QFF host produce can be consigned from Victoria to non-QFF sensitive markets (i.e. New South Wales, Queensland and Northern Territory as well as the Sydney and Brisbane wholesale markets) without certification and treatment. This includes consignments to the Melbourne Markets.
Consignments to QFF sensitive markets (including Greater Sunraysia PFA)
Producers sending QFF host produce to QFF sensitive markets are advised to contact their local Plant Standards Officer on 136 186.
For accreditation options businesses are advised to visit the interstate certification assurance website, http://domesticquarantine.org.au/ica-database
Enquiries regarding international host product movement must be directed to the Department of Agriculture website, www.agriculture.gov.au
It is the responsibility of the consigning business to ensure compliance with all applicable quarantine entry requirements and that product consigned is free of QFF infestation.
Movement of infested produce
Under section 18 of the Plant Biosecurity Act 2010 (the Act), it is an offence to sell QFF infested produce. Any business found operating contrary to the Act may be prosecuted.
Penalties apply to businesses found not complying with legislative requirements including the return, treatment or destruction of produce at the owner's expense.

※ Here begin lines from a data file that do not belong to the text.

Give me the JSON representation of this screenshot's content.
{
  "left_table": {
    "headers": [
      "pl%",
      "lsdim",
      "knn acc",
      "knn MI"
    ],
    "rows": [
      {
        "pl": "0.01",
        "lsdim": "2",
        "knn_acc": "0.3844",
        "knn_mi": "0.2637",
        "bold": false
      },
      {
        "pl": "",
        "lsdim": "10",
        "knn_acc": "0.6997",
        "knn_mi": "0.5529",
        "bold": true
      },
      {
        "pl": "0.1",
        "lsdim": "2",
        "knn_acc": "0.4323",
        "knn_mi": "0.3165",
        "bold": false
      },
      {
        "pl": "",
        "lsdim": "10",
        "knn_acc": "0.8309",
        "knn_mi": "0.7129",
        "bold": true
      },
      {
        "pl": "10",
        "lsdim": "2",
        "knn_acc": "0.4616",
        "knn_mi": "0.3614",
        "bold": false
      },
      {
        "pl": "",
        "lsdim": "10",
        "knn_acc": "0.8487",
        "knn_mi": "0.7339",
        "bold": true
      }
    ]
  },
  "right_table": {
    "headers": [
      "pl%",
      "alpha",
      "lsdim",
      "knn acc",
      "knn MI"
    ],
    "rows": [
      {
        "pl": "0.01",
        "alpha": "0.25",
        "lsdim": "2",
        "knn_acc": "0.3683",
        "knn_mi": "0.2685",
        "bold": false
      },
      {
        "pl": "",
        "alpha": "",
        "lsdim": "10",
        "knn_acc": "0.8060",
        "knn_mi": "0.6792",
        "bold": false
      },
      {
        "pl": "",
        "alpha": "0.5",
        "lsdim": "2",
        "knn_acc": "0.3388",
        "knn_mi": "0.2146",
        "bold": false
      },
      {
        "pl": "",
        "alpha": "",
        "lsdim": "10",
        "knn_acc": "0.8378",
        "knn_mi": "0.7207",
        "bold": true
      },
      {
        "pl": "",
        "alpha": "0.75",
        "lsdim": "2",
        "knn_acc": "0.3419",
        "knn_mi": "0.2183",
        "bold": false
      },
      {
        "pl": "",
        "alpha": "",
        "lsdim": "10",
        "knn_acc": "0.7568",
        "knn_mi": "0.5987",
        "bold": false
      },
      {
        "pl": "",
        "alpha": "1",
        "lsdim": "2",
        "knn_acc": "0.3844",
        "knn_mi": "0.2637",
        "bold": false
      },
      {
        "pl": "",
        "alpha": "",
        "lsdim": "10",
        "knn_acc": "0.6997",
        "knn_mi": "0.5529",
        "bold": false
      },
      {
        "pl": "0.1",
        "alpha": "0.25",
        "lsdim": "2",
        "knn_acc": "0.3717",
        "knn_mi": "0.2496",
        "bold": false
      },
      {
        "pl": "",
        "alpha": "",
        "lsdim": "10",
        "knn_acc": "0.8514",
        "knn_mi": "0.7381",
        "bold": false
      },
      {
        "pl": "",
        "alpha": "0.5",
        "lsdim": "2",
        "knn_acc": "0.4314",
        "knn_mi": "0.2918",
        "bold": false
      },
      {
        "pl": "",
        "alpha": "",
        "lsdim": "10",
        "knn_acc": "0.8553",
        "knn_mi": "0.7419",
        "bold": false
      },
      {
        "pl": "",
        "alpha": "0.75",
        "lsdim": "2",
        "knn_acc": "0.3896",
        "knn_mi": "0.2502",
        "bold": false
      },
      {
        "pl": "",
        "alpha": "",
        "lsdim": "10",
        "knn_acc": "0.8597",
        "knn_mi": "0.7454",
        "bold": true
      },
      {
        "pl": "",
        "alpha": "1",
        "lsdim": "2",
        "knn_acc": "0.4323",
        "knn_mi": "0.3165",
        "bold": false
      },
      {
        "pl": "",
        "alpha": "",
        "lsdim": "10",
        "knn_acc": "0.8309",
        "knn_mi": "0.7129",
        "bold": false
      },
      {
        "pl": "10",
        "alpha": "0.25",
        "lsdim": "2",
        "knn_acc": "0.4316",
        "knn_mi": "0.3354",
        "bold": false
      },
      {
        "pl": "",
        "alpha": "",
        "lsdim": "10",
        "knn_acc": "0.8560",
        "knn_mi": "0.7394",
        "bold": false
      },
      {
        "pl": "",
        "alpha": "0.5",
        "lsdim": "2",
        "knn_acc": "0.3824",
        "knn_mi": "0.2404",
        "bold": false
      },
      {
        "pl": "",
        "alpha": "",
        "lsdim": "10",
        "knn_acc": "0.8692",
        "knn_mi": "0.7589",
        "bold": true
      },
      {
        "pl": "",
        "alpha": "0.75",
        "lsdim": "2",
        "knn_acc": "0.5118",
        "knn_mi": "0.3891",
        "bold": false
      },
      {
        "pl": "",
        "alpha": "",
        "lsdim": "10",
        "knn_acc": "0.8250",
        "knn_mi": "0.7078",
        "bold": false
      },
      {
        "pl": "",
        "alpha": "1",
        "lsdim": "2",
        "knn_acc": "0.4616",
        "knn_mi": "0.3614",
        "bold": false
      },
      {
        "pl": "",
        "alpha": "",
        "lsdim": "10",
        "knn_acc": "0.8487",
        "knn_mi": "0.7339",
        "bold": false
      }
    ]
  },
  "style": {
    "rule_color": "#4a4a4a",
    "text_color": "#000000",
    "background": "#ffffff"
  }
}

QFF management methods for producers
Practice good on-farm hygiene
Collect and destroy any rotting, overripe or unwanted host produce, whether it is on the ground or still on the tree, as this can become a breeding ground for QFF.
Intact fruit may appear unaffected, however it's good practice to routinely check your produce for the presence of QFF larvae by cutting it into quarters, to improve the chance of detecting larvae.
If you have any unwanted or neglected QFF host produce trees, its best to remove or manage them to reduce the risk of attracting QFF.
Adult fruit fly activity can be monitored by using traps containing synthetic attractants. The most commonly used attractant (or lure) is Cuelure, which attracts and kills only male QFF. Traps are placed in the shade of the canopy of host trees and the contents checked on a weekly basis during the fruit fly season and then fortnightly during the winter months.
Greater Sunraysia PFA: If enough flies are detected in an area of the PFA, an outbreak is declared and the boundaries of the outbreak zone are defined. Restrictions apply to QFF host produce moving from an outbreak zone to other parts of the PFA.
When no fruit flies have been trapped within a PFA outbreak zone for a prescribed period, the outbreak is considered to be eradicated and the zone can be reinstated as being free of fruit fly. The length of the prescribed period varies according to the time of year when the last fly was caught and how this relates to the speed of the fruit fly's life cycle.
Baits can be used to reduce QFF numbers on-farm. They consist of a protein attractant mixed with an insecticide and are usually spot-sprayed onto the trunks or foliage of host trees.
Adult flies are attracted to the bait droplets as a food source and are killed by the insecticide.
QFF baits can be purchased from local chemical resellers.
Cover spraying can be used to directly control adult QFF on contact and destroy eggs and larvae within fruit. They contain contact or systemic insecticides and are sometimes mixed with a lure to help protect produce from initial fruit fly infestations. Cover sprays are generally applied to foliage and developing fruit and are available from your local chemical reseller. They should be applied according to the directions on the product label.